Role: Founder, Designer, Product Manager
The initial idea came from the demand I saw in my local soccer community. I’ve been playing since I hung up my ballet flats for sports at age 6, and still play on a few different adult rec teams. I’ve concluded that adults are busy, and it's hard to make it to a game every week on the same day. So, teams are consistently looking for subs when RSVPs are low. There are a lot of available players each day, and a lot of open spots on teams. For so long, these spots stayed open and these players remained available.
Scout aims to create matches on-demand based on skill level, location and availability. When you open the app, immediately you see a feed of games to browse. From there, the user can narrow their search with filters or post their own game. Once the user finds a game to join, they’ll send a request to the manager. My hypothesis is that mutual acceptance is important in finding the right subs for games. Once both parties confirm, the posted game will become inactive and direct communication will be offered via text.
This App Map outlines the different flows a user can take through the Scout experience and every page included in the app:
Filtering: The user can narrow the feed of games to their specifications by clicking the filter icon. I wanted to make this a quick interaction, so I used sliders with contextual feedback. Skill level is subjective, so I gave each of the 5 levels a name (Entry Level, Beginner, Intermediate, Advanced, Competitive) to make the meaning of each skill level more universal. Games are posted with one dedicated skill level, but I believe players should have the option to search within a range of skill levels.
The "Select a Game" flow:
Recycled Layouts: For the sake of consistency and engineering workload, I recycled as many layouts as possible. In this case, a user becomes familiar with posting a game. When they go back to edit a game, the layout is nearly identical.
Player and team feedback: Skill level feedback will be critical to Scout providing good matches. As with apps like Uber and Lyft, Scout forces users to rate the player or team they recently played with. New users initially set their own skill level, but once they hit a certain feedback threshold, their self-rating will be replaced with a user rating. In the future, new players may have a badge or different appearance to communicate that their skill level is self-rated. As for the etiquette rating, this helps us to keep players with good sportsmanship at the top of the list to be recruited. This feature was born out of years of mediating sportsmanship issues in our Facebook Group.
My role on this project is broader than some of my professional Product Design work. I've done user research, pitched and worked on the idea at Startup Weekend, built a community of users ready to beta the app, and rallied an engineering team.
From a product perspective, I spent a lot of time working with friends to dream up the perfect future version of Scout. Understanding where I want the product to go (while leaving room for user data/feedback) helps me to make decisions on first steps. So began stripping back to the MVP (or MLP).
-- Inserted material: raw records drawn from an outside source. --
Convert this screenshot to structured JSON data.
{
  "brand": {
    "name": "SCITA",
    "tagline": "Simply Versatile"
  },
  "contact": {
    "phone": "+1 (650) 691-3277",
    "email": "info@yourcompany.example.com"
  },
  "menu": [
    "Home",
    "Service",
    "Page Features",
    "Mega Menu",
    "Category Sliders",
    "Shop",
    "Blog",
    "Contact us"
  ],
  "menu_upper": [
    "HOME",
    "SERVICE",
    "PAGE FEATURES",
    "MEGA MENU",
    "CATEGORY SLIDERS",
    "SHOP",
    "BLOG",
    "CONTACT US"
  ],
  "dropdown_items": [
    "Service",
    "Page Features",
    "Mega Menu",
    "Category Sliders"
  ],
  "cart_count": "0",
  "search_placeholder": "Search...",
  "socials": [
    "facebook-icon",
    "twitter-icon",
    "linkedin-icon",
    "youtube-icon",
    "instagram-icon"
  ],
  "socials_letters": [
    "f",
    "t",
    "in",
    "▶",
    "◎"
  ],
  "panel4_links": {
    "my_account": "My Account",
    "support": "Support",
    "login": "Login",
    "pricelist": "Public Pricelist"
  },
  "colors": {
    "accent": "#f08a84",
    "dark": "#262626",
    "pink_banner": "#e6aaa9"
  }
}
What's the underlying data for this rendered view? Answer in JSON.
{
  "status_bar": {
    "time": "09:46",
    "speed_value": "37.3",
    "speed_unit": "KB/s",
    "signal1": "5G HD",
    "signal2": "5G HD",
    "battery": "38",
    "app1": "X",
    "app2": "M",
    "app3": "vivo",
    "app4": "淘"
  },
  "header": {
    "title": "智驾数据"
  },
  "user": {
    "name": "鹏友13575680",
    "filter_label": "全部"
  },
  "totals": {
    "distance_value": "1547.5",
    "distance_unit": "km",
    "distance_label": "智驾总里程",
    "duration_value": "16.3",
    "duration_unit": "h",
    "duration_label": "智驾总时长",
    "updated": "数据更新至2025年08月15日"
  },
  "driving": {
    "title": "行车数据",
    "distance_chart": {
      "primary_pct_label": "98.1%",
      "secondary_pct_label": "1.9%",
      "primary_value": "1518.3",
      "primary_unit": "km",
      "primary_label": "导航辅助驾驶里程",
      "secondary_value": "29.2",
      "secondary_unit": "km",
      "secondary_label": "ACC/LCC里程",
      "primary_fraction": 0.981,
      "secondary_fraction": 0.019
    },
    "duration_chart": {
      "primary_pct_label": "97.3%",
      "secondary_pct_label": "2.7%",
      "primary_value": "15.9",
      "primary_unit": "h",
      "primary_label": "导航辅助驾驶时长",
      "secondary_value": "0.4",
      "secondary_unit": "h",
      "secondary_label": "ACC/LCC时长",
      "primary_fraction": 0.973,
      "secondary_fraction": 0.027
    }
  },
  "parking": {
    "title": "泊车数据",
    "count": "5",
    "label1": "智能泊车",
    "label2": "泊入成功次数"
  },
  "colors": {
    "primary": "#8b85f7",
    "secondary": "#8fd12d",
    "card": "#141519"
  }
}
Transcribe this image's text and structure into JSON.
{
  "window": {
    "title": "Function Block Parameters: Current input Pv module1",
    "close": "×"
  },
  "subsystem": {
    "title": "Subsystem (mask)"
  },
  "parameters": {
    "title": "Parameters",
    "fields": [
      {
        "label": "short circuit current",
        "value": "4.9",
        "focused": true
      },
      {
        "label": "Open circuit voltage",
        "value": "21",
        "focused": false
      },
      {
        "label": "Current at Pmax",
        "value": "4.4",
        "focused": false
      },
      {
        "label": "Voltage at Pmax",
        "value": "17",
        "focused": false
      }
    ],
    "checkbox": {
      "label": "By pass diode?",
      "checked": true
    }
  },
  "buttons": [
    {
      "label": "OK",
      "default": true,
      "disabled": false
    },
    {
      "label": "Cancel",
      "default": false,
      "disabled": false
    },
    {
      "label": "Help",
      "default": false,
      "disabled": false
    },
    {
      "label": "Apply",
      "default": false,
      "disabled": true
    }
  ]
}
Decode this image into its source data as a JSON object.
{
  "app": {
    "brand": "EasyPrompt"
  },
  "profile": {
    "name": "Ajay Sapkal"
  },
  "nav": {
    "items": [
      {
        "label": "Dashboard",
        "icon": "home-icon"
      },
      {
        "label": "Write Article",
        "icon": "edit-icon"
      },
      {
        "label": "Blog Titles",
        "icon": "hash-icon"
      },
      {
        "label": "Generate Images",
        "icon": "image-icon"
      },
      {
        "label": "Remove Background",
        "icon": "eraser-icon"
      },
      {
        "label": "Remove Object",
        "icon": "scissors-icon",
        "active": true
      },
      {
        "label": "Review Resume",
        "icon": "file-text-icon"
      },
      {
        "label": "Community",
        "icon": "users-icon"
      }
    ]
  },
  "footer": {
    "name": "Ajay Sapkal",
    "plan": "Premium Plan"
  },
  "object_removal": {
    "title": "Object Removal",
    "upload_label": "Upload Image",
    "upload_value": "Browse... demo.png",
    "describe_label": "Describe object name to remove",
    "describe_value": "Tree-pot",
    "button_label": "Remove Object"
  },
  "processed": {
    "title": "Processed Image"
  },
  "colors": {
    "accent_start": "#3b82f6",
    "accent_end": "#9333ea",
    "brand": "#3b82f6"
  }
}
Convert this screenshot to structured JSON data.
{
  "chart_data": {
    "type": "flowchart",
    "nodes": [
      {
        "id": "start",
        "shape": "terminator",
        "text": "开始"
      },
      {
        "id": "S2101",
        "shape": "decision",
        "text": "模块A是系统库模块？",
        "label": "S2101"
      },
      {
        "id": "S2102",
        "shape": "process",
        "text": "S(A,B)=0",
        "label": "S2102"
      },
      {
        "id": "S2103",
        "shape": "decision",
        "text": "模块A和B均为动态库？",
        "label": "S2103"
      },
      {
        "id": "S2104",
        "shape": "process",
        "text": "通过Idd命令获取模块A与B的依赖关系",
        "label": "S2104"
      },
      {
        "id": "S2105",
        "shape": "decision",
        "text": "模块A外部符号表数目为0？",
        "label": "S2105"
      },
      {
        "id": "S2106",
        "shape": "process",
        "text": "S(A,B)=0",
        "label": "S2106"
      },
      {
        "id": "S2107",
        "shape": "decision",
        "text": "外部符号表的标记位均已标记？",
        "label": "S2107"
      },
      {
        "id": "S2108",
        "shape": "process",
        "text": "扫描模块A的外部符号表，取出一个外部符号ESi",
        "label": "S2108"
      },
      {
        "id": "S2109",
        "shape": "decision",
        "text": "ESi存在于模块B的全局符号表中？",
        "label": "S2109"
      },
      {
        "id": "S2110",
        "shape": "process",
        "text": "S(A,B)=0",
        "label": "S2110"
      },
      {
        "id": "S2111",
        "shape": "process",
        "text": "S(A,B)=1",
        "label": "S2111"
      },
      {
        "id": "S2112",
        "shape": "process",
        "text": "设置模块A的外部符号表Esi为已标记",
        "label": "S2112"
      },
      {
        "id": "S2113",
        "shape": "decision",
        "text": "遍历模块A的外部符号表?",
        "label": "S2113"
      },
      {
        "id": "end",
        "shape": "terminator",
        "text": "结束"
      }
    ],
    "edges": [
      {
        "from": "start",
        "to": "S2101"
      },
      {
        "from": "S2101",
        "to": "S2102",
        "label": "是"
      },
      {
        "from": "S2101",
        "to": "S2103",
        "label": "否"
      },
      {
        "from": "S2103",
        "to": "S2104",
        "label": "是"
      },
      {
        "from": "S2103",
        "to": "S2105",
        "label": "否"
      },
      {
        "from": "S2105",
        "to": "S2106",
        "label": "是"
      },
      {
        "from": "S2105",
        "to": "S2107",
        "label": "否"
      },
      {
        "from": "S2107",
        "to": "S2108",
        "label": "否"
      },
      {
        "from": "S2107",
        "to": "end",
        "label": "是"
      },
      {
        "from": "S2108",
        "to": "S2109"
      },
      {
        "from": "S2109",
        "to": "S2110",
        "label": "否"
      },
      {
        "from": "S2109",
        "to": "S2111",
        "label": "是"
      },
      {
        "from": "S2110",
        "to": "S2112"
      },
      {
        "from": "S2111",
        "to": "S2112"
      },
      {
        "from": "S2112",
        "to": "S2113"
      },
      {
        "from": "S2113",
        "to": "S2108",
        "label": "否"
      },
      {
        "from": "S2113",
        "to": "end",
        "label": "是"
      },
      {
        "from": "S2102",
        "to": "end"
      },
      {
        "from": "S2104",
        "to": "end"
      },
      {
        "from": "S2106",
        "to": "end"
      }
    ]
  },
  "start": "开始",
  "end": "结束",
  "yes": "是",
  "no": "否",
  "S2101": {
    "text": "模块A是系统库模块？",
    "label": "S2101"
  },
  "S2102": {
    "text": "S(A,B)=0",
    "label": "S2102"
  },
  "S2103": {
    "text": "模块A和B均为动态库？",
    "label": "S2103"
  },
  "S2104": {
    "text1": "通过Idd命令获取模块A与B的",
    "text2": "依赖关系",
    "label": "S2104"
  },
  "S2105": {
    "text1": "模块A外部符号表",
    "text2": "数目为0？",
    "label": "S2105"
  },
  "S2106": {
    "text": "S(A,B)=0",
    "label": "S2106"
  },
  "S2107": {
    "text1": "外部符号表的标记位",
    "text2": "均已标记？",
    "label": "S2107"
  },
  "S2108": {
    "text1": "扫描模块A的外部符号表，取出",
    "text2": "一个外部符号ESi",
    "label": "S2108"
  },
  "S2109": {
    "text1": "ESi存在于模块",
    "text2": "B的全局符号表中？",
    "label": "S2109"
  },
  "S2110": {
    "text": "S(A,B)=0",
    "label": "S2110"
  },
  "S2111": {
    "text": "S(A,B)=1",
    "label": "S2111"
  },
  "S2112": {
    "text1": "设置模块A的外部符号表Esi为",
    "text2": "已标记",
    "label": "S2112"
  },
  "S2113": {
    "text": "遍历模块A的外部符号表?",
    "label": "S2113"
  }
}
One thing is for sure: no other app is providing a service that matches players to games. So I decided that would be the focus, the rest would either supplement that, or wait for a future version.
A sketch of the MVP feature/flow map:
Minimum loveable product means we need to delight our users during our first at-bat. This feature is important to me because I believe it will impress our users and plant a seed for better matches long term. A closer look at the decision to rate players on two qualities:
An earlier iteration of the App Map with many unanswered questions jotted down during the exploration. Also, another shameless Swipies plug:
In keeping the MVP as lean as possible, we brainstormed back and forth on a few features we know we want to build up in the next release. Sketches below show the debate on how deep a manager can go to review the people who have requested to join their game, and how (or whether) those requests are grouped.
Sketch for wireframing and UI:
Principle for communicating interaction with engineering:
Like anyone with an idea, I have so much I’d like to do with future features. My ideal next steps would be: in-app messaging and overall automation of the confirmation process, adding teams (that players can belong to and ratings can be associated with) and RSVPs to the app so everything is managed in one place, and allowing favoriting of players so that a manager can reach out to their own personal bench before going public with their game listing.
But first, we are developing on our beta and will react to the data we collect to influence our next release.